@scottmerkin
April 16, 2020

CHICAGO -- There are more renowned celebrities on Cameo, a place where personalized video shoutouts for friends, family members or even yourself can be purchased, than Steve Cishek. The White Sox veteran reliever readily admitted that fact with a laugh during an interview from his Florida home on Thursday. But

CHICAGO -- There are more renowned celebrities on Cameo, a place where personalized video shoutouts for friends, family members or even yourself can be purchased, than Steve Cishek.

The White Sox veteran reliever readily admitted that fact with a laugh during an interview from his Florida home on Thursday. But the 33-year-old right-hander has an altruistic purpose behind his $20 message fee in that all of the money benefits No Kid Hungry.

Originally Cishek was going to donate his Cameo proceeds from April 16-18. But he wants to extend that period for as long as he’s present.

Along with his Cameo work, Cishek said it was a no-brainer to be the White Sox ambassador for the Home Plate Project, a partnership between Major League Baseball, Garth Brooks' Teammates for Kids Foundation and Big League Impact, which was founded by St. Louis Cardinals pitcher Adam Wainwright and is currently led by Wainwright and Rangers pitcher Kyle Gibson. Cishek served as the 2019 Cubs ambassador with Daniel Descalso for this cause, and originally was brought into the initiative by Wainwright. The two played together in 2015 with the Cardinals.

“He’s one of the greatest teammates I’ve played with, and his reputation around the league, he’s able to have those connections to help guys get more involved,” said Cishek of Wainwright. “My wife and I jumped on board and so we wanted to be able to help out again, provide meals. It went so great last year that it was kind of a no-brainer for us this year, especially with all this going on.

“We are pretty fortunate where we are at here in Florida. So we felt compelled to be able to help out the city we are going to hopefully play in some day.”

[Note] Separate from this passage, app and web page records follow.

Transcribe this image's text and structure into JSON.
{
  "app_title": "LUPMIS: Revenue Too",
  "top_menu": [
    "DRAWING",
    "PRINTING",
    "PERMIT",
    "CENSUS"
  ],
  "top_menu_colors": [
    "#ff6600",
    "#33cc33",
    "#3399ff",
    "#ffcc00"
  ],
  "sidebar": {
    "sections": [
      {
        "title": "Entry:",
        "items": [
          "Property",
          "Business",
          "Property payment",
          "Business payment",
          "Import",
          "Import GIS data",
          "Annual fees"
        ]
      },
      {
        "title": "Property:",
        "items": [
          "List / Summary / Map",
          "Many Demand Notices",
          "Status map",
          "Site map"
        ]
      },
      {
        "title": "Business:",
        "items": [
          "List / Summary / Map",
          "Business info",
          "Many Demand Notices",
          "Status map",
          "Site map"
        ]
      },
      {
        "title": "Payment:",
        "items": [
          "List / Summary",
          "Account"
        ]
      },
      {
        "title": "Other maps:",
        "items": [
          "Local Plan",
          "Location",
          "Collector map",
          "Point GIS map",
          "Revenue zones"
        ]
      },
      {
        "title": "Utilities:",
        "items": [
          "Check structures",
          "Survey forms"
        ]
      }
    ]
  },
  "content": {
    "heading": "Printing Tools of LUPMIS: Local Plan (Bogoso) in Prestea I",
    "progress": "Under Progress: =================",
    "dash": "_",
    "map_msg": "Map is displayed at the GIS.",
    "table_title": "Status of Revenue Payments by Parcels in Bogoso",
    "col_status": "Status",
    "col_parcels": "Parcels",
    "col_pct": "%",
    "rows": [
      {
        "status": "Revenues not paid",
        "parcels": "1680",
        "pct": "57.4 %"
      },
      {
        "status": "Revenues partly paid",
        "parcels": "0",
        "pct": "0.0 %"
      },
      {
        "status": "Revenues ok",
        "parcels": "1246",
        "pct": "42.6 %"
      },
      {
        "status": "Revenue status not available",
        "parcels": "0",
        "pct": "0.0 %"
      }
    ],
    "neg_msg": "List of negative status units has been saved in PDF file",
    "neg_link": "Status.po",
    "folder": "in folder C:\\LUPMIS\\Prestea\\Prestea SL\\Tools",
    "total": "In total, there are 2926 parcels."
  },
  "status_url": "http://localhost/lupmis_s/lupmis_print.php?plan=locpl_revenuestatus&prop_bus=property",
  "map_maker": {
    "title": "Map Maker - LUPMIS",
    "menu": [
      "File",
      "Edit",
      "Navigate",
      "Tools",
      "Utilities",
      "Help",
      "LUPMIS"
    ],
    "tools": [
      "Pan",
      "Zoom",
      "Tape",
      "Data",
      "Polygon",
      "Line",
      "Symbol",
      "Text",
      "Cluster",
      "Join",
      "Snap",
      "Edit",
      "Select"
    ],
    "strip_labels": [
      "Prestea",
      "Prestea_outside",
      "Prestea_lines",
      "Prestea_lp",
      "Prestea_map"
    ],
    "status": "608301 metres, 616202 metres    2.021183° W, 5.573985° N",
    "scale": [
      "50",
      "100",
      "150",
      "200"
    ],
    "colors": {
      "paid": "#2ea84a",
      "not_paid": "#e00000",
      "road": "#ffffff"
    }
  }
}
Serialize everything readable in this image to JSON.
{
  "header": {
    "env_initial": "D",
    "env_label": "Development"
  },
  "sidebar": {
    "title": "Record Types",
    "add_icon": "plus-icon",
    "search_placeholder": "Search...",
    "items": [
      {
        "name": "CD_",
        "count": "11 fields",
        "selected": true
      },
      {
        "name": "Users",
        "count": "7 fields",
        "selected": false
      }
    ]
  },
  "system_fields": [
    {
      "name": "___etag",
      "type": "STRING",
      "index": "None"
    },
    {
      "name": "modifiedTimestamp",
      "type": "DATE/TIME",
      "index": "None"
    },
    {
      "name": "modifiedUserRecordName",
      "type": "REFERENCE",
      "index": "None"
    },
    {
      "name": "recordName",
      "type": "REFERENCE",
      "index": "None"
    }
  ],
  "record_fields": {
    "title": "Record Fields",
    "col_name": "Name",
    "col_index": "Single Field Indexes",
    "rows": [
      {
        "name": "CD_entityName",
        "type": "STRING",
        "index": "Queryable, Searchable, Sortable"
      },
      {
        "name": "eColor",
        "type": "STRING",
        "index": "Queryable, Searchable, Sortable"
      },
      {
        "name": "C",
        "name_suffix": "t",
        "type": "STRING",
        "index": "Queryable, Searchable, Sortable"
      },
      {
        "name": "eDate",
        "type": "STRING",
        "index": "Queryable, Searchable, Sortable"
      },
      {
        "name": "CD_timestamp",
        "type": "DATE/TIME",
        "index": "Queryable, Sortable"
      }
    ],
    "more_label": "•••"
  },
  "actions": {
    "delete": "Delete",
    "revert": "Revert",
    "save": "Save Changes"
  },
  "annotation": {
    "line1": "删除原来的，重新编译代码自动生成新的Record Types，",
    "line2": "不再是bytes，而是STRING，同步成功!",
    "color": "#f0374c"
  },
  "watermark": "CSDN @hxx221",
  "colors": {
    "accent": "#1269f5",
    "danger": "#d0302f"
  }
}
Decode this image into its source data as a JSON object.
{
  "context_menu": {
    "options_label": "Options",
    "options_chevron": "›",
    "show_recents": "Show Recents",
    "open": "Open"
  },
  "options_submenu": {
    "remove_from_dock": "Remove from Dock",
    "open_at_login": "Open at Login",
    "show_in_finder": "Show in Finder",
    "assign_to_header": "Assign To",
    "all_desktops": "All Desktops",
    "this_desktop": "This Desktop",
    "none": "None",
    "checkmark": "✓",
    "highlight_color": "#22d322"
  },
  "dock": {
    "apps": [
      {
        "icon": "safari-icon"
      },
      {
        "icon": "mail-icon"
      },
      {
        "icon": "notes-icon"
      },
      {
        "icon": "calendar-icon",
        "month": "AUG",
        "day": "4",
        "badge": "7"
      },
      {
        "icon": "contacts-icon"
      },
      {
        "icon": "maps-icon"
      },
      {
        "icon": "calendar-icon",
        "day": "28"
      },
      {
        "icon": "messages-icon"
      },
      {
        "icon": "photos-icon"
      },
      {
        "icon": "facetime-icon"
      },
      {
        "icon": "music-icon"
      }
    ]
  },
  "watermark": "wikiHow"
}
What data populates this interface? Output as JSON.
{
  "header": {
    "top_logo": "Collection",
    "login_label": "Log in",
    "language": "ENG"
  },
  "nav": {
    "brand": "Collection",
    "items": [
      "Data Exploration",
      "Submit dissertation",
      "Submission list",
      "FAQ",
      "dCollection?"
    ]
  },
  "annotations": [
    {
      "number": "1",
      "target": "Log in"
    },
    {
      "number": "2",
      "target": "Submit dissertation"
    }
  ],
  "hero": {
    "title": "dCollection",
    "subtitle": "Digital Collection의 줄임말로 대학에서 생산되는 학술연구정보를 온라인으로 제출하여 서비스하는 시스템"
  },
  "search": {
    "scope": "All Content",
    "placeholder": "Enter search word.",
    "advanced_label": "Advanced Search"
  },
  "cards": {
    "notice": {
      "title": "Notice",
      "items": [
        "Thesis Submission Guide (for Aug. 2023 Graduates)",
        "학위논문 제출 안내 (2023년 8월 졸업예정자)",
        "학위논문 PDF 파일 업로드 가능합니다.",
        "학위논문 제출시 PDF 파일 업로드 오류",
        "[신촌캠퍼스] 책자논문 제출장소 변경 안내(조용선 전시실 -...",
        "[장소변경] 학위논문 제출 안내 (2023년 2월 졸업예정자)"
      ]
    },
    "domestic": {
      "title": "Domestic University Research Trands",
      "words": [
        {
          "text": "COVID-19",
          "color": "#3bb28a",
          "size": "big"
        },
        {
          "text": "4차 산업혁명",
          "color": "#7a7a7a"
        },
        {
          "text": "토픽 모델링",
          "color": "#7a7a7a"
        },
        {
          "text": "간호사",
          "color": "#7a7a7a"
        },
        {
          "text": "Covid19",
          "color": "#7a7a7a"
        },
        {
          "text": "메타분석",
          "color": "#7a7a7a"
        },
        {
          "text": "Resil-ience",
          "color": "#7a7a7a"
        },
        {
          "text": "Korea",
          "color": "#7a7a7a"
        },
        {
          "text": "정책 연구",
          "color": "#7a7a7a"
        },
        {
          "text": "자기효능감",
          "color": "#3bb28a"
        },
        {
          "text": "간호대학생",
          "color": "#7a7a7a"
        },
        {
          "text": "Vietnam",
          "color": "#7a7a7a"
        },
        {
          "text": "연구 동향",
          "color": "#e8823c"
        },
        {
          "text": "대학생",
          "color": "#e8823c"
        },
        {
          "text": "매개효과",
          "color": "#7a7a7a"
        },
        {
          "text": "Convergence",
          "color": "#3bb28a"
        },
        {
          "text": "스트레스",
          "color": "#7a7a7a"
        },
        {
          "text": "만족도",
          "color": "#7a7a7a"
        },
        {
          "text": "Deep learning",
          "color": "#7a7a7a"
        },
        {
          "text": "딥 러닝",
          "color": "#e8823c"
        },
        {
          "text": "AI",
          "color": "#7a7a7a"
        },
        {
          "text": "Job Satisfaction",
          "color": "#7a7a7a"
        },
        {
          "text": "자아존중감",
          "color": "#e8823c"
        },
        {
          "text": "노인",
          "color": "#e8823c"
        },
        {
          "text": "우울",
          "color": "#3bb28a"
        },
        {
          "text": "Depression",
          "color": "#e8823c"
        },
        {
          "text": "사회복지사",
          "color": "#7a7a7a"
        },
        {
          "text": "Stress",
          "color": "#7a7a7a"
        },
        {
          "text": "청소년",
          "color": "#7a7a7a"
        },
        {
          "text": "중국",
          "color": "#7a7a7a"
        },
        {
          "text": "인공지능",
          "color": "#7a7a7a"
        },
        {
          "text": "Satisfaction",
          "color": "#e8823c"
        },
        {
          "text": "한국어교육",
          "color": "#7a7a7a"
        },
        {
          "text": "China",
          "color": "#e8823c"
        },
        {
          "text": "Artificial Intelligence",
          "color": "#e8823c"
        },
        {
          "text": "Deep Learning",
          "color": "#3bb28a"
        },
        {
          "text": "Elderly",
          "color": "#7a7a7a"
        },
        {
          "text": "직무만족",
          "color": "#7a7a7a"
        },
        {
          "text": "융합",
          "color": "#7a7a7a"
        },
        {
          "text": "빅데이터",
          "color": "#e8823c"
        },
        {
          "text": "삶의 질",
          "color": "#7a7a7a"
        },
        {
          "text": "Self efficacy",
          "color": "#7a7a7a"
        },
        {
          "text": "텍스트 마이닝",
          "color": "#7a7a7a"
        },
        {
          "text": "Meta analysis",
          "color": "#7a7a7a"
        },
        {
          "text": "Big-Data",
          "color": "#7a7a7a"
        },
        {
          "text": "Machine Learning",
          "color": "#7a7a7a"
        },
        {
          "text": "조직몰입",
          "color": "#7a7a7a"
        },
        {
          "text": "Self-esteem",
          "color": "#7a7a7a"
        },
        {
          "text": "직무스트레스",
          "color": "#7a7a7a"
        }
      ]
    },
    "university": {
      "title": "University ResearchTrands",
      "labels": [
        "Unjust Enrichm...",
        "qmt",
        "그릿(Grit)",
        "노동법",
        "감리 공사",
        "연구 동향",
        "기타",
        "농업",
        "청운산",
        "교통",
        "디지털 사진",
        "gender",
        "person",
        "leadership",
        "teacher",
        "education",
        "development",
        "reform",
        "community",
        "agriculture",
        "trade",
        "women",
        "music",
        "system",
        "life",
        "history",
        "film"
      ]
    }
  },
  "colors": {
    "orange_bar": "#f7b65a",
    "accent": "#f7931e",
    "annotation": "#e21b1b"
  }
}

This initiative was scheduled to launch again in the fall, but the conditions brought about by the pandemic produced greater urgency to help more than 20 million students in the United States and Canada who rely on school-provided free or reduced-price meals. This league-wide initiative by all 30 MLB teams and over 50 Major League players has raised $937,100 through the effort on short notice, providing over 4 million meals to support childhood hunger prevention in the wake of the COVID-19 pandemic.

A $5,000 donation was given by Cishek and his family, which goes to the Greater Chicago Food Depository.

“Then during the season, again hopefully it works out where we get to be in the city, you get to meet some of the kids that have benefited from it,” Cishek said. “I’ll get to meet them on the field or in the dugout or something like that firsthand.

“People are struggling financially. I was just seeing the amount of people who had to file for unemployment this morning, it’s crazy. I feel for them. Yeah, I’m not working, but we get paid pretty well to play this game and someone like me, I’ve played for a while. My wife and I want to make sure we are doing something to help people out. I just wouldn’t be able to sleep on that if I wasn’t helping in some regard.”

As for baseball, Cishek is working at home off a mound he ordered and is wearing a Motus sleeve apparatus monitoring his workload. He’s getting prepared for a possible season, while trying to help those in need.

“Right now, I’m just keeping my arm in shape,” Cishek said. “I’m trying to keep it at a certain level so I can maintain. That way when Spring Training comes around, I’m not getting crushed. I think once things ramp up, I’m going to definitely start linking up with catchers and throwing off the mound.”

Scott Merkin has covered the White Sox for MLB.com since 2003. Follow him on Twitter @scottmerkin and Facebook and listen to his podcast.